Despite dozens of police and other repressive state agents’ harassment, protesters with signs and banners from the Fight For $15 movement marched to demand a living wage. Activists from Youth Empowered in the Struggle demanded an end to raids and deportations of migrants and that the U.S. get out of Latin America and the Caribbean. Students for a Democratic Society and other campus organizations demanded a future without crushing debt, expressed support for campus workers and called for resources to benefit students of color; lesbian, gay, bisexual, transgender, queer and women students in general; and workers.
Retirees and other workers, including many Teamsters and members of the Wisconsin Committee to Protect Pensions, demanded a secure retirement and an end to the theft of their hard-earned retirement funds. Black Lives Matter activists demanded an end to police terror and justice for Dontre Hamilton, who was killed by a Milwaukee police officer in 2014, and all those killed and brutalized by the police.
Other organizations such as the Latin American Solidarity Committee, the Milwaukee Antiwar Committee, the Milwaukee Palestine Solidarity Coalition, the Wisconsin Bail Out the People Movement and Workers World Party demanded an end to imperialist wars and money for the people, not the Pentagon and the banks.
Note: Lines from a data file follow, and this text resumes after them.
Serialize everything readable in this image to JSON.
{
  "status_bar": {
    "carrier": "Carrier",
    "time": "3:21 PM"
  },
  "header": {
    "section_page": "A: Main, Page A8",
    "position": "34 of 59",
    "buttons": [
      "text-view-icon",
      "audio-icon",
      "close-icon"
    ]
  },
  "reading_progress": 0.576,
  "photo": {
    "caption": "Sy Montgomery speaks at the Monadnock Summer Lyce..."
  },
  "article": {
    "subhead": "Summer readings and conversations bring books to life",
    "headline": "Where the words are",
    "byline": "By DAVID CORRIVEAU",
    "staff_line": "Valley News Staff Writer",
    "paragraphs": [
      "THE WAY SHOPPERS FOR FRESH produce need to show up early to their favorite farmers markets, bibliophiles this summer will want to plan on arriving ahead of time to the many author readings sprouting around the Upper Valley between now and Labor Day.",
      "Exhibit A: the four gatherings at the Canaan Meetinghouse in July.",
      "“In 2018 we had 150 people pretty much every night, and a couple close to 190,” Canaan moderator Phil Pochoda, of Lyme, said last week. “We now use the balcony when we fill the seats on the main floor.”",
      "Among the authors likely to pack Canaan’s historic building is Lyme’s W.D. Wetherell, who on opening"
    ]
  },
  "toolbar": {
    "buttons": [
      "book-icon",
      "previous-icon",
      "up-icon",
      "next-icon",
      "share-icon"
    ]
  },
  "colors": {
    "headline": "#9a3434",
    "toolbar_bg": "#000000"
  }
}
Anti-war activists reminded protesters that the UW-Milwaukee library is named after the late Israeli prime minister, Golda Meir, who led the apartheid settler state to steal Palestinian land and butcher its original occupants.
At one point during the evening, Fight For $15 workers occupied the media room for the debate, housed at UW-Milwaukee, to righteously and loudly demand social and economic justice.
Two days later, on Feb. 13, hundreds protested at a Democratic fundraiser in Denver attended by presidential candidates Hillary Clinton and Bernie Sanders. The demonstrators demanded an end to fracking and for development of renewable energy.
The young protesters understand the connections, which not a single candidate has addressed, between trade deals, environmental imperialism and the disproportionate misery of the poor, who do not produce the carbon that the imperialists do. The candidates must be forced to face these issues. Wars and the U.S. military are enormous users of oil, hence they are producers of carbon. U.S. wars are bad for the Earth, and the cost impoverishes our cities and towns.